Distant supervision has been applied to automatically generate labeled data for biomedical relation extraction. Noise exists in both positively and negatively-labeled data and affects the performance of supervised machine learning methods. In this paper, we propose three novel heuristics based on the notion of proximity, trigger word and confidence of patterns to leverage lexical and syntactic information to reduce the level of noise in the distantly labeled data. Experiments on three different tasks, extraction of protein-protein-interaction, miRNA-gene regulation relation and protein-localization event, show that the proposed methods can improve the F-score over the baseline by 6, 10 and 14 points for the three tasks, respectively. We also show that when the models are configured to output high-confidence results, high precisions can be obtained using the proposed methods, making them promising for facilitating manual curation for databases.
Comparison sentences are very commonly used by authors in biomedical literature to report results of experiments. In such comparisons, authors typically make observations under two different scenarios. In this paper, we present a system to automatically identify such comparative sentences and their components i.e. the compared entities, the scale of the comparison and the aspect on which the entities are being compared. Our methodology is based on dependencies obtained by applying a parser to extract a wide range of comparison structures. We evaluated our system for its effectiveness in identifying comparisons and their components.
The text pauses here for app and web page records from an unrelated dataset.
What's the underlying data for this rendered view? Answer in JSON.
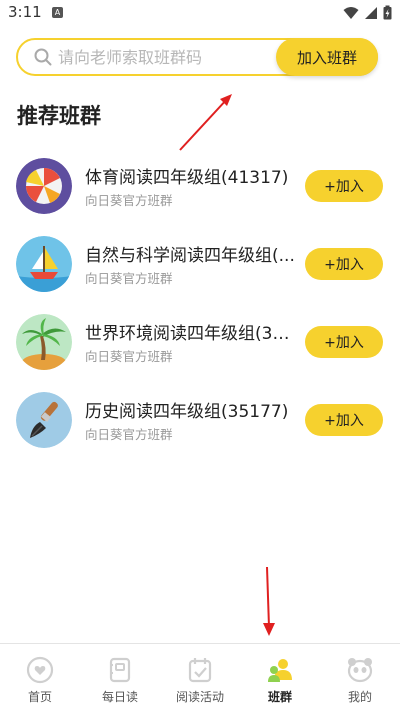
{
  "status_bar": {
    "time": "3:11",
    "notification_badge": "A"
  },
  "search": {
    "placeholder": "请向老师索取班群码",
    "join_button_label": "加入班群"
  },
  "section_title": "推荐班群",
  "groups": [
    {
      "title": "体育阅读四年级组(41317)",
      "subtitle": "向日葵官方班群",
      "button_label": "+加入",
      "icon": "beach-ball-icon"
    },
    {
      "title": "自然与科学阅读四年级组(...",
      "subtitle": "向日葵官方班群",
      "button_label": "+加入",
      "icon": "sailboat-icon"
    },
    {
      "title": "世界环境阅读四年级组(33...",
      "subtitle": "向日葵官方班群",
      "button_label": "+加入",
      "icon": "palm-tree-icon"
    },
    {
      "title": "历史阅读四年级组(35177)",
      "subtitle": "向日葵官方班群",
      "button_label": "+加入",
      "icon": "brush-icon"
    }
  ],
  "bottom_nav": [
    {
      "label": "首页",
      "icon": "home-heart-icon",
      "active": false
    },
    {
      "label": "每日读",
      "icon": "notebook-icon",
      "active": false
    },
    {
      "label": "阅读活动",
      "icon": "calendar-check-icon",
      "active": false
    },
    {
      "label": "班群",
      "icon": "class-group-icon",
      "active": true
    },
    {
      "label": "我的",
      "icon": "panda-face-icon",
      "active": false
    }
  ],
  "colors": {
    "accent": "#f6d12e",
    "arrow": "#e02020",
    "subtitle": "#999999"
  }
}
The system achieved a F-score of 0.87 for comparison sentence identification and 0.77-0.81 for identifying its components.